The past two decades of telecommunications history can serve to illustrate trends and develop insights that apply to electric grid modernization – the evolution to the Smart Grid.

Private Branch Exchanges (PBXs) disrupted and disintermediated the phone company from commercial and industrial consumers. PBXs duplicated the most relevant functions of the large and remote (and centralized) Central Office switches supplied by the phone company. Today’s telecommunications networks contain vastly more distributed intelligence and autonomy than the network of 25 years ago, and there are many more players delivering innovations in technologies, services, and business models.

What will be the disruptive technology that starts the slow erosion of commercial businesses away from traditional electric utilities? What technology will dramatically reshape today’s power grids and service providers? Microgrids. The Smart Grid Dictionary defines a microgrid as “A small power system that integrates self-contained generation, distribution, sensors, energy storage, and energy management software with a seamless and synchronized connection to a utility power system, and can operate independently as an island from that system.  Generation includes renewable energy sources and the ability to sell back excess capacity to a utility. On-site microgrid management software includes controls for the power generation, utility connect/disconnect, distribution, and energy storage equipment along with building energy management applications for industrial, commercial, or home use. “

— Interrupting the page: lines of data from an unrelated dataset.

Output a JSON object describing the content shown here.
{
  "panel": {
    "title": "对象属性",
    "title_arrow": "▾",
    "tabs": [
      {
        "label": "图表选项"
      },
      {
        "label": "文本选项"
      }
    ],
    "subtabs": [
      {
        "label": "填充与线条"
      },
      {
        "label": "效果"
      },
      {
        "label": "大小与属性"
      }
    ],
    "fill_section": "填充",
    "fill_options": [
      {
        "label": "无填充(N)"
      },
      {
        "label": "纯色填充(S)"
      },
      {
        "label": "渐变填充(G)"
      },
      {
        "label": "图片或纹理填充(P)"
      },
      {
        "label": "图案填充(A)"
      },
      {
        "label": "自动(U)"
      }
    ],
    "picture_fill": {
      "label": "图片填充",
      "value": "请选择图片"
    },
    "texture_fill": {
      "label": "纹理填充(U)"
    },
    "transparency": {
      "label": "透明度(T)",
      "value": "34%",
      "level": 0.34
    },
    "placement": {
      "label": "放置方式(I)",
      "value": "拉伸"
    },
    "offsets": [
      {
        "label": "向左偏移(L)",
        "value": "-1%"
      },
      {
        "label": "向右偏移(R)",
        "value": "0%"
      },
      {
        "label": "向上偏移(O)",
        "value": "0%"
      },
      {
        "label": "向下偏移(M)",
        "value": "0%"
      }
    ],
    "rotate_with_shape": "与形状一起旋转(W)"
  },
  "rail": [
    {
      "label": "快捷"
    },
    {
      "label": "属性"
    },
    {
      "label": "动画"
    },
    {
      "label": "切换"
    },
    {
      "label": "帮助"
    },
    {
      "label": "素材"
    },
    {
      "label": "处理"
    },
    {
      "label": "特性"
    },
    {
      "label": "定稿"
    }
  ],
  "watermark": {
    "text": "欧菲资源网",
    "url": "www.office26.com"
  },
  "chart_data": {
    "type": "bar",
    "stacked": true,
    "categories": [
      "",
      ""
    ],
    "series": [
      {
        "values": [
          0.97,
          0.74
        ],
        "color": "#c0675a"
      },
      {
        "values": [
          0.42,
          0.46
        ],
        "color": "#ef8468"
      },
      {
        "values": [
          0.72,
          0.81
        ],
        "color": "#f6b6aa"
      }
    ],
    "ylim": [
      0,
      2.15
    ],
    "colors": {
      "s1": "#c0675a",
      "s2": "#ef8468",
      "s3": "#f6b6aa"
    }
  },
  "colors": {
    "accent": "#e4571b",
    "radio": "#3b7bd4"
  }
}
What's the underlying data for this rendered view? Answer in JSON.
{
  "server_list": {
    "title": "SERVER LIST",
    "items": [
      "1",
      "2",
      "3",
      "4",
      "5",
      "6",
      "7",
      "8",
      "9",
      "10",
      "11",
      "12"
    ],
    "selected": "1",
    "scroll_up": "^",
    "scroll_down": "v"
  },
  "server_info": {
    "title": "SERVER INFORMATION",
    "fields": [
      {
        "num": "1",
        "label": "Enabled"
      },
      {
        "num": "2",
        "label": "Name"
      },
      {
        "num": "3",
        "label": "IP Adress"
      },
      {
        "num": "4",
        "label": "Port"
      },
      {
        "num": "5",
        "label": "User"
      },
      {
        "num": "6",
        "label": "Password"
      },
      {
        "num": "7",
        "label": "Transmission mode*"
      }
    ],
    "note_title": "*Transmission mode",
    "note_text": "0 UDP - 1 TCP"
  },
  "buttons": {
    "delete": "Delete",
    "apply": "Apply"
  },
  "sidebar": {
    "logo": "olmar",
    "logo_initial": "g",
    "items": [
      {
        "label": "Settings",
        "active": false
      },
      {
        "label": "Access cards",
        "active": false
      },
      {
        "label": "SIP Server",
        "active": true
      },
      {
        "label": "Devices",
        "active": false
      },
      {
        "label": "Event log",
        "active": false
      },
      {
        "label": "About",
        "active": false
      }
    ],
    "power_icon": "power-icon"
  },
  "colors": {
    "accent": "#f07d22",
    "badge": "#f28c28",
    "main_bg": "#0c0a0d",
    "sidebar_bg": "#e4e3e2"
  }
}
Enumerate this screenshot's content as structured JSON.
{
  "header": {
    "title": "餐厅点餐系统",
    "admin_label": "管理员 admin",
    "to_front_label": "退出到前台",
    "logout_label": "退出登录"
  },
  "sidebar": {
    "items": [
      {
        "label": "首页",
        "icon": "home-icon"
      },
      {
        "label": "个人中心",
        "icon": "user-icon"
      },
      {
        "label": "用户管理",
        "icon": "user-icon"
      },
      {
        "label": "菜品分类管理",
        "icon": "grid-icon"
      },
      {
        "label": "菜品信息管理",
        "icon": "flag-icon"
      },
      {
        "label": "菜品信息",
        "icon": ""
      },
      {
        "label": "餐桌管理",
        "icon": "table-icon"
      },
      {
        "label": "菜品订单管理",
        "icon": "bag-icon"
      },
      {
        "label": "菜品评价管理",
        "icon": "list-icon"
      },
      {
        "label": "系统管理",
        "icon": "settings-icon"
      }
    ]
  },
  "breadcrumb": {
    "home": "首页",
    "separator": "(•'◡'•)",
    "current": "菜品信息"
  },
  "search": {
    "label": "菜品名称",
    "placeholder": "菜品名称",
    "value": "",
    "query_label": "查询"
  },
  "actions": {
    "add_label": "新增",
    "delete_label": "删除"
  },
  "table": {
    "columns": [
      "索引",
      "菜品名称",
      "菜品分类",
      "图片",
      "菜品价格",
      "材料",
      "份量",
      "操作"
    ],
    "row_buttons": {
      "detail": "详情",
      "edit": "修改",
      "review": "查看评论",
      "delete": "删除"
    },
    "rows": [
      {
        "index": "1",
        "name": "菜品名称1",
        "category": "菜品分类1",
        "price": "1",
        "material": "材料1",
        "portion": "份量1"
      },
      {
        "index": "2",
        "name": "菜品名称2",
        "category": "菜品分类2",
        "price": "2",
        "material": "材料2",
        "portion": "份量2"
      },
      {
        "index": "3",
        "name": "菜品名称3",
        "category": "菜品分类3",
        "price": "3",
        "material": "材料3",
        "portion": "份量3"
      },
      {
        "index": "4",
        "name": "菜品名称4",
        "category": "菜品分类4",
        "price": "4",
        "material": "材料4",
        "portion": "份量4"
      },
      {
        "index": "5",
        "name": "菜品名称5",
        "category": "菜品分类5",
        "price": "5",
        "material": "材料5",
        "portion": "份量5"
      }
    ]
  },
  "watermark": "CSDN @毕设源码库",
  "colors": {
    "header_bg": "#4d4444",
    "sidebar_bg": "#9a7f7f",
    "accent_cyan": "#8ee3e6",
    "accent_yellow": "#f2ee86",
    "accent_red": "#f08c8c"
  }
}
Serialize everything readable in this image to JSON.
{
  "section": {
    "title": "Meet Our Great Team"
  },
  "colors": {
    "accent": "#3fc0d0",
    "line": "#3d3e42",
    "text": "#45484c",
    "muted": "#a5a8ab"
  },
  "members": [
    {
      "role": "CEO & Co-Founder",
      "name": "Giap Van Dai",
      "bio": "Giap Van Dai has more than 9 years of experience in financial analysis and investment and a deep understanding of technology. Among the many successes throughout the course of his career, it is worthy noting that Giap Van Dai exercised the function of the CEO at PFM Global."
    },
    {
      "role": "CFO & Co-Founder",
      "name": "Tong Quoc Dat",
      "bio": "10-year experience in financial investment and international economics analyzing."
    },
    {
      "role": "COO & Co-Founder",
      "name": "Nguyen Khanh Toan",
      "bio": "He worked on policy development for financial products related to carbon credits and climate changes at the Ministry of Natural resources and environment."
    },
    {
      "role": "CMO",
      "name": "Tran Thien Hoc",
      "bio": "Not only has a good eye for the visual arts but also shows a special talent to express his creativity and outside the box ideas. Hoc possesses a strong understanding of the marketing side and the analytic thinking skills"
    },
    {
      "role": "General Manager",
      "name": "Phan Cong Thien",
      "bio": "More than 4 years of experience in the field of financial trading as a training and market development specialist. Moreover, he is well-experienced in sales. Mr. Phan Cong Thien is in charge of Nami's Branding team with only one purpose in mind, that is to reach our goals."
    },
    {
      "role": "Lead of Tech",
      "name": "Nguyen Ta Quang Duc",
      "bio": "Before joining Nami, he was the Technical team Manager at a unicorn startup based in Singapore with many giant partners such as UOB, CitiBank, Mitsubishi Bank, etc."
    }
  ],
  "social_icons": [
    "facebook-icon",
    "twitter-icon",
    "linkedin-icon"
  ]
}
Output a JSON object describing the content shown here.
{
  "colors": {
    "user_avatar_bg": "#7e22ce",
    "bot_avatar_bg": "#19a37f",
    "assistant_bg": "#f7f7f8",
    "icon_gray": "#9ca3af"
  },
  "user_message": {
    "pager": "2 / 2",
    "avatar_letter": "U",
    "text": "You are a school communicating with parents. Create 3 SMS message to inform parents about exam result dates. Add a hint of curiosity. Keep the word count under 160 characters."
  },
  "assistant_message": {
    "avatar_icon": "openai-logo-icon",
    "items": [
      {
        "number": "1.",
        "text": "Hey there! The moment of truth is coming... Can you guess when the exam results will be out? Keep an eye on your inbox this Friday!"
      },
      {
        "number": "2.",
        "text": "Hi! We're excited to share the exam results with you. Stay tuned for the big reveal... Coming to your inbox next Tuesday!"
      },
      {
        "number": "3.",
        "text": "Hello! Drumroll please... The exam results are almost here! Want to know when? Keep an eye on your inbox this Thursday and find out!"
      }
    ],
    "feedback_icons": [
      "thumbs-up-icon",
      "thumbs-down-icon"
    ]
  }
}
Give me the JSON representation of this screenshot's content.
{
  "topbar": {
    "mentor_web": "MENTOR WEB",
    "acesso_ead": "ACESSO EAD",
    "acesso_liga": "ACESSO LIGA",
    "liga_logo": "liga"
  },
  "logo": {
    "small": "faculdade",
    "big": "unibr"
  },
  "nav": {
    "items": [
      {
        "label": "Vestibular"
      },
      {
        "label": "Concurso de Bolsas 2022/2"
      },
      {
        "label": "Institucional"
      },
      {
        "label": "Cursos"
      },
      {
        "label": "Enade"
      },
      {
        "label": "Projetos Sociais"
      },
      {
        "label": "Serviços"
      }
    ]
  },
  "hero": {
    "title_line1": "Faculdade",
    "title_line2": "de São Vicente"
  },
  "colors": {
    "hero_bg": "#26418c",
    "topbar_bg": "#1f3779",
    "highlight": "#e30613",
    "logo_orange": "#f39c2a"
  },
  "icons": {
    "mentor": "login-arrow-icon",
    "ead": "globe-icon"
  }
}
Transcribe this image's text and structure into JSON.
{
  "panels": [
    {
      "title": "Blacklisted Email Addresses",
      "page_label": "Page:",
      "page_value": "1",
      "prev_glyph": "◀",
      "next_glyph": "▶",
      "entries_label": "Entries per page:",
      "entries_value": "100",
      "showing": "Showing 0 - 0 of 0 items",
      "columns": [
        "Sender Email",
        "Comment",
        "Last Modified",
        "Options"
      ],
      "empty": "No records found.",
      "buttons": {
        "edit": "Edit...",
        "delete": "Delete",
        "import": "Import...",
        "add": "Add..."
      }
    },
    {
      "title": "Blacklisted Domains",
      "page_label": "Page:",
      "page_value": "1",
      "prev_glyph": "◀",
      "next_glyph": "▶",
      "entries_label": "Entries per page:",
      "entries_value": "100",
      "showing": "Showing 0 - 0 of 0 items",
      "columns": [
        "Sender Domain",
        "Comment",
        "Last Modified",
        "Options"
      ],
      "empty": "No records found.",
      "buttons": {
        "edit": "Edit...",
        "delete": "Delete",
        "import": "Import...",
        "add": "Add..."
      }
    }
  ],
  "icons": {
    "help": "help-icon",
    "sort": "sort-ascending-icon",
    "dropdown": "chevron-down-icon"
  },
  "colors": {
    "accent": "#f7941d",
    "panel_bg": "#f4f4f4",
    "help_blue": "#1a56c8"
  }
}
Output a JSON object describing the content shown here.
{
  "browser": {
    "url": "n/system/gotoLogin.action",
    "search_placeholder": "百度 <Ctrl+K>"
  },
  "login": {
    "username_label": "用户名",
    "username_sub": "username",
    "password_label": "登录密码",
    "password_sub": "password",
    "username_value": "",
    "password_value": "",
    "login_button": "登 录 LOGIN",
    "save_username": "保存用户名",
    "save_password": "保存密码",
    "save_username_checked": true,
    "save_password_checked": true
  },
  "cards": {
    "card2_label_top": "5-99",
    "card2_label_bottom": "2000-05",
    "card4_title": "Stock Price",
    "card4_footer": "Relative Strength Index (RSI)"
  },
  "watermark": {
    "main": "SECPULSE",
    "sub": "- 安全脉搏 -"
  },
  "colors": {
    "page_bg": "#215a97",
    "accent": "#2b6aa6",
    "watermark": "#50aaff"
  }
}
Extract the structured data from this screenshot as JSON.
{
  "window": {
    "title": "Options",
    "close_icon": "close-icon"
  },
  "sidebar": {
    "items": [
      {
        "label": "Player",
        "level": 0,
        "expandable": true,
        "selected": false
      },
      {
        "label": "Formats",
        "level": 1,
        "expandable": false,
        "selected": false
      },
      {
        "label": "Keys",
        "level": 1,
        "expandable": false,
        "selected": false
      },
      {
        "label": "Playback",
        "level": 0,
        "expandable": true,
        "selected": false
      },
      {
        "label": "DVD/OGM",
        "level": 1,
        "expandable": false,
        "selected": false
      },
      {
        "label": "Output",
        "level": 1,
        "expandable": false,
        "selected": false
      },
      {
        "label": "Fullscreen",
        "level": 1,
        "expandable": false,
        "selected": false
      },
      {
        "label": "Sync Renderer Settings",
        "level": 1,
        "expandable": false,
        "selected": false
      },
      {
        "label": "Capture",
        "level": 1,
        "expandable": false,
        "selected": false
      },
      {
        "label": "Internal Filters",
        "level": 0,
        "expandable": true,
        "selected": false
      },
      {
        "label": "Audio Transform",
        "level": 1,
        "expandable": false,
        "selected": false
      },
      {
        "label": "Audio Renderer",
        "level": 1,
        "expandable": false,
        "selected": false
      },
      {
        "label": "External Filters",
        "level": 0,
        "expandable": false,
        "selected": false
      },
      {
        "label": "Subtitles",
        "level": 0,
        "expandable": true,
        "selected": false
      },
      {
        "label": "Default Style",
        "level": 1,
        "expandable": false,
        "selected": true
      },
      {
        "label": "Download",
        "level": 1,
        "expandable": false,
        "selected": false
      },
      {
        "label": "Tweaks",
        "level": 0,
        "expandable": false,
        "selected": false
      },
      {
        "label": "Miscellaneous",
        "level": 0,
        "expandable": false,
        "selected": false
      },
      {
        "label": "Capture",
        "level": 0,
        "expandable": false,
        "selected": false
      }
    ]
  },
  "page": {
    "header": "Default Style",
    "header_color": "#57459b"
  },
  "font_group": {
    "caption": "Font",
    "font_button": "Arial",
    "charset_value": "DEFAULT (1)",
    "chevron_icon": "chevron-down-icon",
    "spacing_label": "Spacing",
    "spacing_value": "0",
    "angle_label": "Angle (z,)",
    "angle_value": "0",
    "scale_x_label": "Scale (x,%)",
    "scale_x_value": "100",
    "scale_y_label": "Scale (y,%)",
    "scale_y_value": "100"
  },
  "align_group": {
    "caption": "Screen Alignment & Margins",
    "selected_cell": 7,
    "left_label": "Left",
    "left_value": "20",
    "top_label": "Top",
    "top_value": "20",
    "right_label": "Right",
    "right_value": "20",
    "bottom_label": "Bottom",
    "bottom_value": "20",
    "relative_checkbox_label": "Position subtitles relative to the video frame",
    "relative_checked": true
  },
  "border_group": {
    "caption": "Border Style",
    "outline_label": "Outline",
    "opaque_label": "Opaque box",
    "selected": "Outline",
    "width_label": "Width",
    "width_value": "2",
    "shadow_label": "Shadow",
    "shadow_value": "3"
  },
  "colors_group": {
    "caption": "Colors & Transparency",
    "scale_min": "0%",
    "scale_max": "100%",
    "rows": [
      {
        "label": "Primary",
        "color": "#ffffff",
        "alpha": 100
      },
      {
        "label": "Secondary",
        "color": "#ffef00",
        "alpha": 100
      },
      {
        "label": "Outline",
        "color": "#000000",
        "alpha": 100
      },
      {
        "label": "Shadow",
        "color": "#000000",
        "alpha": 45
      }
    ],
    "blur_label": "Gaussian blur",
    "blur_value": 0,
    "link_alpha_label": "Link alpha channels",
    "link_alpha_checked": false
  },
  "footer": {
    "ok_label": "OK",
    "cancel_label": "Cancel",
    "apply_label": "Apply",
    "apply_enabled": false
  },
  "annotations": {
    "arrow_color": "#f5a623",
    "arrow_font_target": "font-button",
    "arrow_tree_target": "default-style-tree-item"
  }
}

Microgrids, like PBXs, reduce the reliance on a regulated supplier to deliver a commodity like electricity.  Industry research firms are optimistic about microgrid market potential, with projections ranging from $6B in 2020 to $17B by 2017.  Commercial microgrid solution providers are acting on the market opportunity.

In developed economies, microgrids provide energy surety for their owners.  Even if the surrounding grid is experiencing an outage, a microgrid theoretically can provide at least a modicum of power to the most important electricity consumers within its confines.  The term theoretically is emphasized here, because current operational and safety standards require that any grid-tied generation has to shut down if the larger grid experiences an outage.  There are standards bodies working to change this without compromising worker safety, which is of paramount concern for everyone.

Conceptually, a microgrid can put into practice the concept of graceful degradation, which has been a hallmark of computing design for a couple of decades.  PBXs of old (now evolved into IP communications servers) were and are designed to be fault-tolerant, but graceful degradation embodies the intentional design of a system to maintain limited functionality even when parts of it are inoperable.

Unless a microgrid has 100% self-generation capacity and energy storage that won’t be depleted, a graceful degradation scheme might determine that like Animal Farm, “All animals are equal, but some animals are more equal than others.”  On a college campus that operates as a microgrid, unoccupied classroom buildings may be less equal than occupied dormitories, unless there is critical research ongoing in a laboratory worth millions of dollars or human hours of time.

In developing countries, microgrids eliminate the traditional electricity supply chain of large, remote and centralized generation, long distance transmission, and low voltage distribution to consumers.  Microgrids hold significant promise to eliminate energy poverty that afflicts over 1 billion humans, according to the International Energy Agency (IEA).  Unless the utility itself is supplying the microgrid in these situations, it’s unlikely that these new consumers will ever have the same sort of buyer/seller relationship that we’re accustomed to in our developed economy and civil structure.

Microgrids will lure the customers with the highest utility bills, who have the most motivation, to seek opportunities to reduce their operating costs and gain more control over their energy security in developed economies.  Will regulators and utilities react in time to ensure that ratepayer bases are not too severely hollowed out, and that overall grid resiliency is realized from the incorporation of microgrids and other distributed energy resources?